The job of securing the Battleship USS Iowa museum is the responsibility of Security Manager Michael Dahl, a former law enforcement officer who was asked to take over the full-time security operations for the museum following his stint as a volunteer aboard the ship. While the museum has yet to experience a major security event during its brief existence, the threat posed by trespassers after-hours or a visitor wandering off the beaten path is not lost on Dahl and the rest of the management team at the museum. However, aside from having a small number of consumer-grade, off-the-shelf security cameras placed in strategic areas, there wasn’t any real video surveillance infrastructure to speak of on board the ship.
That changed approximately one year ago when David Canfield, the museum’s vice president and CIO who also happens to be a veteran of the high-tech industry, decided they needed to significantly upgrade the surveillance system and install a solution that would more adequately address the facility’s needs.
“We wanted to install cameras to monitor the exterior of the ship, particularly when we’re not open to the public, so we can monitor our gangways to see if anybody does try to access the area,” said Dahl. “Also on the inside of the ship, we wanted to make sure we didn’t have our visitors, as well as our crewmembers who are volunteers, getting off the designated routes and into areas where we didn’t want them. There are some sensitive areas where, if you don’t know what you’re doing, they could be hazardous.”
After speaking with CV Reps, a local manufacturer’s representation firm, Dahl and the museum’s leadership team decided to install a system with the Arteco Next video event management software (VEMS) and a network of Arecont Vision cameras. And because the battleship museum is a non-profit organization, both Arteco and Arecont Vision donated the respective technology solutions for the project.
A total of 11 high-definition IP cameras have been installed on the Iowa since the project got underway in mid-2015. At the beginning of 2016, Dahl was able to bring the Arteco software online and he has been extremely impressed with its performance. Leveraging the video analytics suite provided by Arteco Next, Dahl has been able to set up an alert within the VEMS client that notifies him when certain physical boundaries are crossed by people on board the Iowa.
“With the Next software I’m able to configure alert areas after hours — so if anybody were to try to come on the ship it would alert me,” added Dahl. “We also have an alert for our cash-handling room just outside our vault that is set up so that anytime anybody goes through that door, it lets me know.”

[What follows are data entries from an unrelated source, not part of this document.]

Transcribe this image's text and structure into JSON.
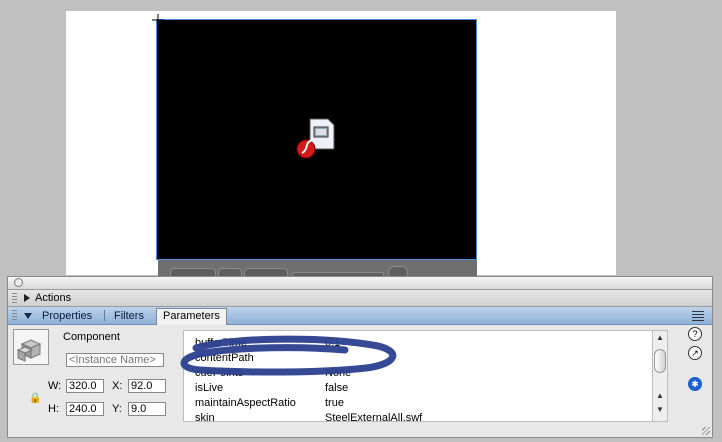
{
  "panel": {
    "actions_label": "Actions",
    "tabs": [
      {
        "label": "Properties",
        "active": false
      },
      {
        "label": "Filters",
        "active": false
      },
      {
        "label": "Parameters",
        "active": true
      }
    ]
  },
  "inspector": {
    "component_label": "Component",
    "instance_placeholder": "<Instance Name>",
    "w_label": "W:",
    "w_value": "320.0",
    "x_label": "X:",
    "x_value": "92.0",
    "h_label": "H:",
    "h_value": "240.0",
    "y_label": "Y:",
    "y_value": "9.0"
  },
  "parameters": [
    {
      "name": "bufferTime",
      "value": "0.1"
    },
    {
      "name": "contentPath",
      "value": ""
    },
    {
      "name": "cuePoints",
      "value": "None"
    },
    {
      "name": "isLive",
      "value": "false"
    },
    {
      "name": "maintainAspectRatio",
      "value": "true"
    },
    {
      "name": "skin",
      "value": "SteelExternalAll.swf"
    }
  ],
  "side_icons": [
    "help-icon",
    "external-link-icon",
    "accessibility-icon"
  ],
  "colors": {
    "tab_bar": "#9fbfe2",
    "scribble": "#2a3f8f",
    "stage_bg": "#000000"
  }
}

Because Dahl, who has sole responsibility for running the surveillance system, is a relative novice when it comes to operating today’s surveillance technology, it was also important that the video software the museum deployed be user-intuitive so that he could bring himself up to speed quickly. After only a few hours of training on the Logic Next platform, Dahl was able to learn the basics of the software and familiarize himself with its more advanced settings.
Arteco NEXT VEMS allows users to take full control of a video surveillance system from anywhere, quickly and easily. With NEXT’s specifically designed graphical interfaces, video retrieval, direct management of alarms, video analytics or access control events are made easy from the start. This enables users to focus on taking hold of the benefits delivered by the system immediately, rather than waiting for training.
In the future, Dahl plans to deploy more cameras to keep the USS Iowa and its rich history secure. “I have several locations where I still want to deploy cameras; it’s just a matter of being able to procure them and deploy them as resources allow,” said Dahl.
27 August 2016